11 Moscicki con il termine “caos” fa riferimento alla nozione di “chaos-monde” citato in E. Glissant, The poetics of relation, Ann Aror: University of Michi-gan Press, 1997.

12 S. Khosravi, Io sono confine, Milano, Elèuthera, 2019, p. 127-128.

13 G. Agamben, Homo Sa-cer. Il potere sovrano e la nuda vita, Torino, Einaudi 2005.

14 S. Khosravi, Io sono confine, cit., p. 170, cfr. E. Balibar, Politics and the other scene, New York, Verso, 2002.

15 F. Zucconi, Mediazione radicale, coscienza impersonale, in “Fata Morgana” n. 31, gennaio-aprile 2017, p. 248.

16 Ibid., p. 250. See J. Rancière, Éclats de Lumière, op.cit., p. 73.

17 J Rancière, Éclats de Lumière, op.cit., p. 73.

18 P. Moscicki, “The Image as Common Good. On Laura Waddington’s Film “Border,” op.cit., p. 10. See E. Glissant, The poetics of relation, op.cit., p. 191.

19 A.J. Greimas, “Semiotica figurativa e semiotica plastica,” in Fabbri-Marrone (eds.), Semiotica in nuce II. Teoria del discorso, Rome, Meltemi, 2001; “Plastica, semiotica” ad vocem in: “Per un lessico de semiotica visiva,” P. Basso Fossali (ed.), in Lucia Corrain (ed.), Leggere l’opera d’arte II, Bologna Esculapio, 1999, p. 130.

20 N. Dusi, Strategie della defigurazione. Lo sfocato: dinamiche espressive e processi di enunciazione tra pittura e cinema, op.cit., p. 16.

21 B. Khalili, The Pain of Seeing: The Videos of Laura Waddington, op.cit. Italics are mine.

22 S. Rimini, Immaginazioni: riscritture e ibridazioni fra teatro e cinema, Rome, Bonanno Editore, 2012 [online, accessible November 2020].

23 S. Khosravi, Io sono confine, op.cit.

24 S. Rimini, Immaginazioni: riscritture e ibridazioni fra teatro e cinema, op.cit.

25 G. Didi-Huberman, Survivance de lucioles, Les éditions de Minuit, Paris, 2009, p. 134.

26 Ibid.

27 G. Agamben, Il regno e la gloria, Per una genealogia teologica dell’economia e del governo, Vicenza, Neri Pozza, 2007.

28 G. Didi-Huberman, Survivance de lucioles, op.cit., p. 86.

29 Ibid., see C. Schmitt, Théorie de la constitution, Paris, PUF, 1993, pp. 382-383.
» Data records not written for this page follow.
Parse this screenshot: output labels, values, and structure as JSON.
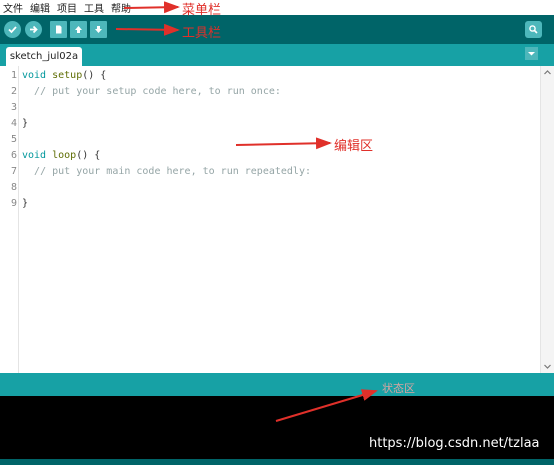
{
  "menubar": {
    "items": [
      "文件",
      "编辑",
      "项目",
      "工具",
      "帮助"
    ]
  },
  "toolbar": {
    "buttons": [
      "verify-icon",
      "upload-icon",
      "new-icon",
      "open-icon",
      "save-icon",
      "serial-monitor-icon"
    ]
  },
  "tabs": [
    {
      "label": "sketch_jul02a"
    }
  ],
  "editor": {
    "line_numbers": [
      "1",
      "2",
      "3",
      "4",
      "5",
      "6",
      "7",
      "8",
      "9"
    ],
    "lines": [
      "void setup() {",
      "  // put your setup code here, to run once:",
      "",
      "}",
      "",
      "void loop() {",
      "  // put your main code here, to run repeatedly:",
      "",
      "}"
    ]
  },
  "annotations": {
    "menubar_label": "菜单栏",
    "toolbar_label": "工具栏",
    "editor_label": "编辑区",
    "console_label": "状态区"
  },
  "watermark": "https://blog.csdn.net/tzlaa",
  "colors": {
    "toolbar_bg": "#006468",
    "tab_bar_bg": "#17a1a5",
    "button_bg": "#4db7bb",
    "console_bg": "#000000",
    "annotation_red": "#e0302a"
  }
}
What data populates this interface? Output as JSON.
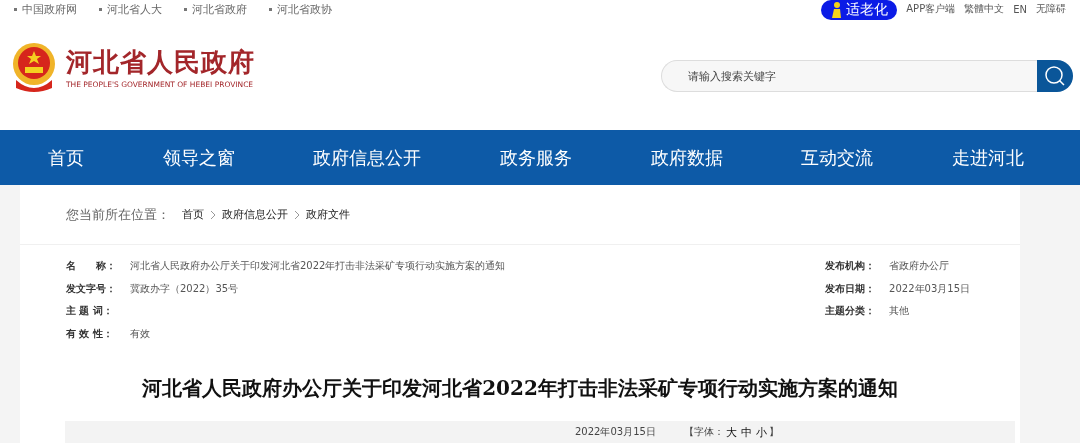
{
  "top_links": [
    "中国政府网",
    "河北省人大",
    "河北省政府",
    "河北省政协"
  ],
  "elder_mode_button": "适老化",
  "top_tools": [
    "APP客户端",
    "繁體中文",
    "EN",
    "无障碍"
  ],
  "site_title": "河北省人民政府",
  "site_subtitle": "THE PEOPLE'S GOVERNMENT OF HEBEI PROVINCE",
  "search": {
    "placeholder": "请输入搜索关键字"
  },
  "nav": [
    "首页",
    "领导之窗",
    "政府信息公开",
    "政务服务",
    "政府数据",
    "互动交流",
    "走进河北"
  ],
  "breadcrumb": {
    "label": "您当前所在位置：",
    "items": [
      "首页",
      "政府信息公开",
      "政府文件"
    ]
  },
  "meta_left": [
    {
      "label": "名　　称：",
      "value": "河北省人民政府办公厅关于印发河北省2022年打击非法采矿专项行动实施方案的通知"
    },
    {
      "label": "发文字号：",
      "value": "冀政办字（2022）35号"
    },
    {
      "label": "主 题 词："
    },
    {
      "label": "有 效 性：",
      "value": "有效"
    }
  ],
  "meta_right": [
    {
      "label": "发布机构：",
      "value": "省政府办公厅"
    },
    {
      "label": "发布日期：",
      "value": "2022年03月15日"
    },
    {
      "label": "主题分类：",
      "value": "其他"
    }
  ],
  "article": {
    "title": "河北省人民政府办公厅关于印发河北省2022年打击非法采矿专项行动实施方案的通知",
    "date": "2022年03月15日",
    "font_label": "【字体：",
    "font_sizes": [
      "大",
      "中",
      "小"
    ],
    "font_close": "】"
  }
}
30 “Une tradition des contre-pouvoirs,” G. Didi-Huberman, Survivance de lucioles, op.cit., p. 86.

31 L. Waddington, Scattered Truth, op. cit.

32 See J. Conrad, Heart of Darkness, Harmondsworth, Penguin Modern Classics, (ebook ed.], 1982. The notion of blank spots emerges throughout the entire novel, to indicate places on the map that Marlow, the young protagonist, is interested in exploring. They are empty and unknown spaces, not yet exposed to progress and industrialization; He is particularly attracted to a point in the center of Africa, which, however, over time, will lose the character of a blank space, because it will be contaminated by the violence of Western culture.

33 S. Khosravi, Io sono confine, op.cit. Khosravi uses the term autoethnography to indicate a literary genre that alternates the telling of personal experiences with what is called ethnographic analysis.

34 Ibid.

35 S. Khosravi, Io sono confine, op.cit., p. 128. See L. Malkki, Purity and exile. Violence, memory and national cosmology among Hutu refugees in Tanzania, Chicago, University of Chicago, 1995.

36 S. Khosravi, Io sono confine, op.cit., pp 130-131.

37 G. Didi-Huberman, Survivance de lucioles, op.cit., p. 43.